[Interface dataset entries]
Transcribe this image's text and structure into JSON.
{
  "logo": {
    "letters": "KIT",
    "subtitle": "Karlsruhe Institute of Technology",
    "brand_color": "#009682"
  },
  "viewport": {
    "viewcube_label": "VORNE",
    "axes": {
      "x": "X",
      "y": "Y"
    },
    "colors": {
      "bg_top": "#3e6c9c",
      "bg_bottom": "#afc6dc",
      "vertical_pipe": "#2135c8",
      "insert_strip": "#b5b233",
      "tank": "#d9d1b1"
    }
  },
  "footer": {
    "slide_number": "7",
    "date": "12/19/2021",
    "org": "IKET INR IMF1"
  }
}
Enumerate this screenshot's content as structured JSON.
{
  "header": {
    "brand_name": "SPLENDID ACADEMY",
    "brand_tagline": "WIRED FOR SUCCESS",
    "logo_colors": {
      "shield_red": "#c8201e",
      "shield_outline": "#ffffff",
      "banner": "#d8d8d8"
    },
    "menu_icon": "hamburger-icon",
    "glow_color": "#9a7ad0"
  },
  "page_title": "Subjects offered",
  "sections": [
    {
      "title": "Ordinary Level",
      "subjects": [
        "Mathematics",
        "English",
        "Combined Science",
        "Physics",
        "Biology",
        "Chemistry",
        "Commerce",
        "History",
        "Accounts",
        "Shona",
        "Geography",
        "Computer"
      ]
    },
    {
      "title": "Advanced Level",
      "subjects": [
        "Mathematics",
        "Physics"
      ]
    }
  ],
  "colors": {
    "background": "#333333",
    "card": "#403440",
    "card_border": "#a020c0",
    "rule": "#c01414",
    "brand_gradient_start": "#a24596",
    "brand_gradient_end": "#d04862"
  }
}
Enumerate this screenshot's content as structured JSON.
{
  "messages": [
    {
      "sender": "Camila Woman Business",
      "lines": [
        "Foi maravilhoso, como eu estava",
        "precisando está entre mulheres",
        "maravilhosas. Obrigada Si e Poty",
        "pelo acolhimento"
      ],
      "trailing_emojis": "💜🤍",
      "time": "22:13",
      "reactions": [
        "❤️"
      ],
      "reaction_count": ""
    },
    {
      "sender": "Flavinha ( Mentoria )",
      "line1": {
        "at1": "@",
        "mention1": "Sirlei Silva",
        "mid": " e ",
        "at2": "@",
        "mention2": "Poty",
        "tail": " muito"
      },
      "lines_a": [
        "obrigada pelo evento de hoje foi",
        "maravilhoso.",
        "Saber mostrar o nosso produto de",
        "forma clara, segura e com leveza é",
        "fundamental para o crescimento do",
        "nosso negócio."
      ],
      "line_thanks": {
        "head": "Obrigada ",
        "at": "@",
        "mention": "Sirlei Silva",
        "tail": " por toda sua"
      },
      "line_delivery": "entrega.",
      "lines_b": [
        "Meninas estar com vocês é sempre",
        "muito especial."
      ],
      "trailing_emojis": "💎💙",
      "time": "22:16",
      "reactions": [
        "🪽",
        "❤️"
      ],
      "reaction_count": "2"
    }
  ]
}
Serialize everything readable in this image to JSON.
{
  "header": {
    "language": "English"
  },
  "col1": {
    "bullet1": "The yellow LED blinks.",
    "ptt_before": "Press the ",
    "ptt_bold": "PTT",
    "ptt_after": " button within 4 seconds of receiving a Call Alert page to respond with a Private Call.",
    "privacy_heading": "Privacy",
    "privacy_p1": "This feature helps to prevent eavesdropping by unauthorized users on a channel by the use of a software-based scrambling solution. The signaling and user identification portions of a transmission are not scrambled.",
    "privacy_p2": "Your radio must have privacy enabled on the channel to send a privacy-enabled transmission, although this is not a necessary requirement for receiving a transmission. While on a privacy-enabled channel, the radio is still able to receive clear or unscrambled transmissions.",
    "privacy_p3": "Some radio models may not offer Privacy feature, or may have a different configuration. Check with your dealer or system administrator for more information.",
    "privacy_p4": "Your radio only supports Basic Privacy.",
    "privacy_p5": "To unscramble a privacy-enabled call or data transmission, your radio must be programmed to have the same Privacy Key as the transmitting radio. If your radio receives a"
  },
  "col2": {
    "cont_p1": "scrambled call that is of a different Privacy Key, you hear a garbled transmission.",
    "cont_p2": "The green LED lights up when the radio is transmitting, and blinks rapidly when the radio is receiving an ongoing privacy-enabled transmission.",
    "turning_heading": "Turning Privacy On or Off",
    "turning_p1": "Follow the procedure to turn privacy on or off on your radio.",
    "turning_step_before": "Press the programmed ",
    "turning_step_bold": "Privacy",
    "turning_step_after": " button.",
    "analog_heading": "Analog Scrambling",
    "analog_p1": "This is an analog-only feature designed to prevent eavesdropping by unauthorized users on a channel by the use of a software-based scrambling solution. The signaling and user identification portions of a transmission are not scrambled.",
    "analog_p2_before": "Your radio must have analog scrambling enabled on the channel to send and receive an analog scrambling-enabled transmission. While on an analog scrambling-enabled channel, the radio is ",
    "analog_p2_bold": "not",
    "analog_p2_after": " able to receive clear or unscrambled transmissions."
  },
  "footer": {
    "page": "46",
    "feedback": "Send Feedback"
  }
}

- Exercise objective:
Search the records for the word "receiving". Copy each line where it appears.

- Answer area:
    "ptt_after": " button within 4 seconds of receiving a Call Alert page to respond with a Private Call.",
    "privacy_p2": "Your radio must have privacy enabled on the channel to send a privacy-enabled transmission, although this is not a necessary requirement for receiving a transmission. While on a privacy-enabled channel, the radio is still able to receive clear or unscrambled transmissions.",
    "cont_p2": "The green LED lights up when the radio is transmitting, and blinks rapidly when the radio is receiving an ongoing privacy-enabled transmission.",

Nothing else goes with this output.